Work to complete ▸
List each line of the data that holds the word "Pencil".

Items from an interface collection:
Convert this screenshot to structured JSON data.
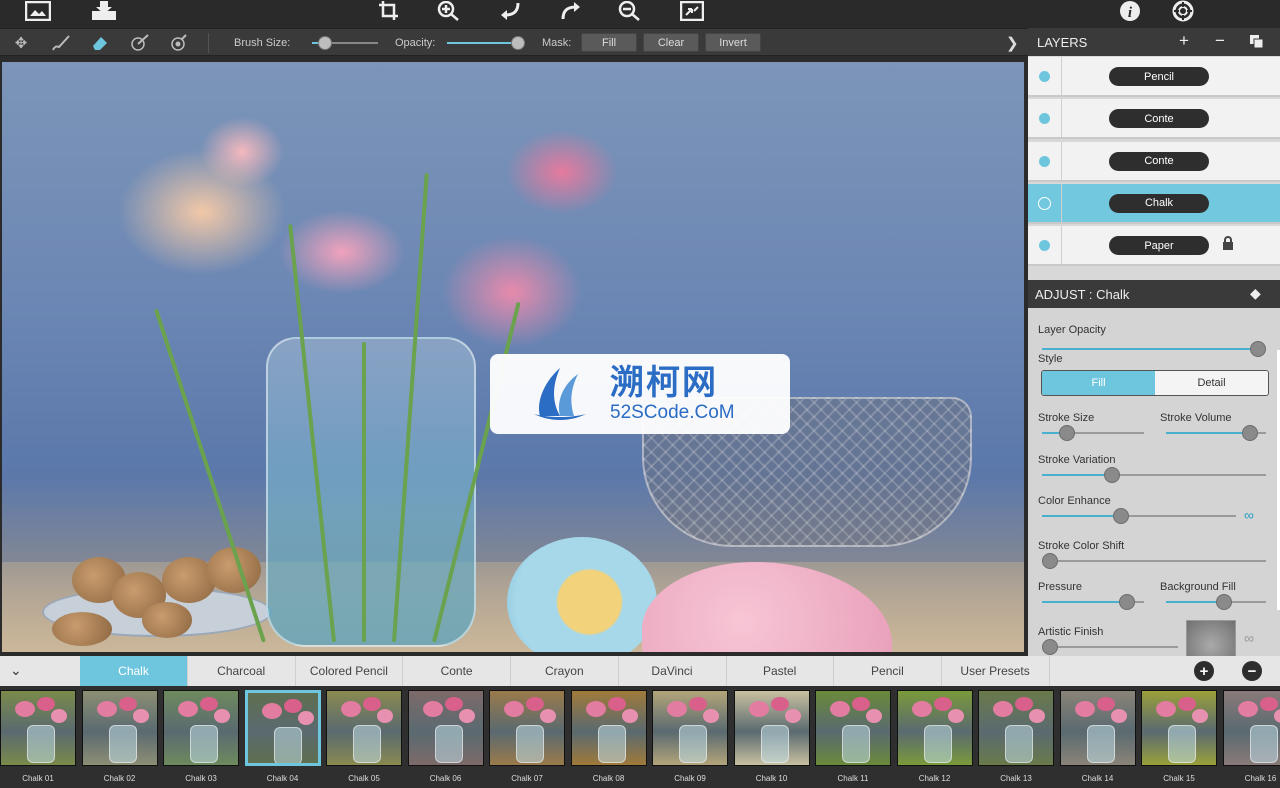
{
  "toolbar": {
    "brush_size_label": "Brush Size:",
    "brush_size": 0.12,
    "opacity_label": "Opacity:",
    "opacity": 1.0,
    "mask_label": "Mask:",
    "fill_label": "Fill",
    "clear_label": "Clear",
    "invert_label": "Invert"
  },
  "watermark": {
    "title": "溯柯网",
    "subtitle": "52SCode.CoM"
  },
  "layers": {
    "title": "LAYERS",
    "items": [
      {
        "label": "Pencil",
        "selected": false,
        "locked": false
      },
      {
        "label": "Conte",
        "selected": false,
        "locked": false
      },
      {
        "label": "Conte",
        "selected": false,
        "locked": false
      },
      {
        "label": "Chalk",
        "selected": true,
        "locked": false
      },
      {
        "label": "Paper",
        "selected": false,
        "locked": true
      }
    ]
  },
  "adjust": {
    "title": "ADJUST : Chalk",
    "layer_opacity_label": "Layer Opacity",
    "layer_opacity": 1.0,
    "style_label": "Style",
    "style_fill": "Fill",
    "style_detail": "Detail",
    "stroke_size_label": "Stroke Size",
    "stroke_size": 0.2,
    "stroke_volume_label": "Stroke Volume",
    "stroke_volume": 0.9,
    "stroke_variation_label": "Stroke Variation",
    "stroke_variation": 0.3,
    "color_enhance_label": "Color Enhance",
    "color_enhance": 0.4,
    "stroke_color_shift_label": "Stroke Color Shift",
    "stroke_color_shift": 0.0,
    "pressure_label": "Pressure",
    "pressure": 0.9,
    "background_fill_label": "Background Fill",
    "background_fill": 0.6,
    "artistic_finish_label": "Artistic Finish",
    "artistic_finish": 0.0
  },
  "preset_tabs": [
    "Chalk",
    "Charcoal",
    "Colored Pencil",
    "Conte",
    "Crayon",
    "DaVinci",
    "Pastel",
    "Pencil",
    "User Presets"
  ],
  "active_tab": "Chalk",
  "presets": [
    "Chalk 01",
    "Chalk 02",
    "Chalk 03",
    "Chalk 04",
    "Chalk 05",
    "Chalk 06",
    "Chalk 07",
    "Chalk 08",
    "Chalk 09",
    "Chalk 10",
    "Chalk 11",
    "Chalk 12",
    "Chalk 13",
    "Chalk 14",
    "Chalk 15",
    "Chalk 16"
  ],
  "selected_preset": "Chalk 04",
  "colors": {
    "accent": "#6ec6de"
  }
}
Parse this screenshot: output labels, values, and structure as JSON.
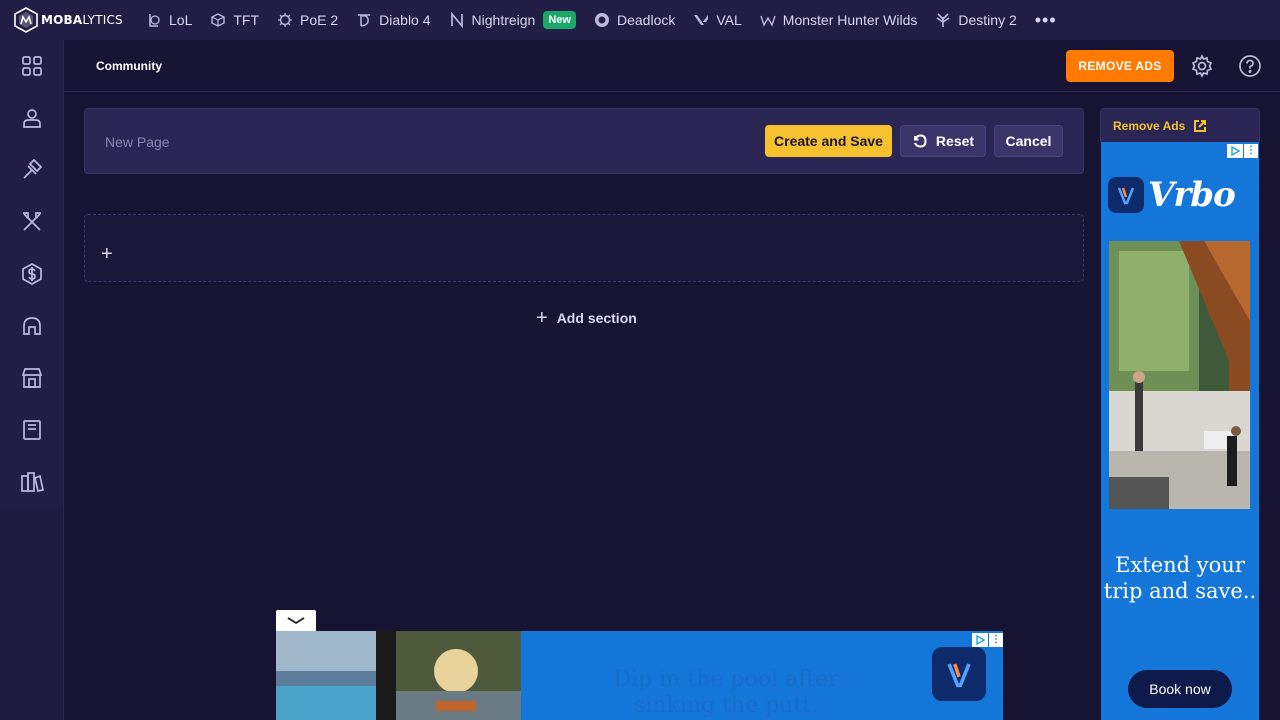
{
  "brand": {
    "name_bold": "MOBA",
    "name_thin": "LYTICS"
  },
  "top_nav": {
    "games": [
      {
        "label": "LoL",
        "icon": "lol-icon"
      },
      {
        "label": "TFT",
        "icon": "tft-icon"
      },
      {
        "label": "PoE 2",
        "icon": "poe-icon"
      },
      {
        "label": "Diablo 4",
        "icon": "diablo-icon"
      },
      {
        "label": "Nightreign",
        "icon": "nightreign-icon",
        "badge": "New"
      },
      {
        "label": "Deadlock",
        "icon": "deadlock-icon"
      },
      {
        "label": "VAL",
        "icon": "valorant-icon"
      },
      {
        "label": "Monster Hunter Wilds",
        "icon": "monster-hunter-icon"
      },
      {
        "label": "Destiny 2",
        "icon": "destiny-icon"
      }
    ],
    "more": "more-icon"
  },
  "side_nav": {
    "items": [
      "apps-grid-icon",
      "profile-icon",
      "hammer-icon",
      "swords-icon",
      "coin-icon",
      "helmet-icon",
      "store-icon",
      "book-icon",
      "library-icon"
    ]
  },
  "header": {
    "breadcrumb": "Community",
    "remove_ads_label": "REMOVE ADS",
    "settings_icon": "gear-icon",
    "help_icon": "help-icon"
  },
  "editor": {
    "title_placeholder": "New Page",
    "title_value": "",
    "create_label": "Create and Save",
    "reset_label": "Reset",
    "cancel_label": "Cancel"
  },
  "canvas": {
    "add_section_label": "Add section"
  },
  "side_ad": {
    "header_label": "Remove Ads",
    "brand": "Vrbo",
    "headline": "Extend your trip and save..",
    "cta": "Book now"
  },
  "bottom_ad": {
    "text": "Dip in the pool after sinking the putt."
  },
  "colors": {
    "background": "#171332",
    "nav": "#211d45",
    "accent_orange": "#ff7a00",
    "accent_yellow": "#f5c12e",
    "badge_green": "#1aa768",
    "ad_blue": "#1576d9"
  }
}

Exercise output ▸
        "label": "Pencil",
    "Colored Pencil",
    "Pencil",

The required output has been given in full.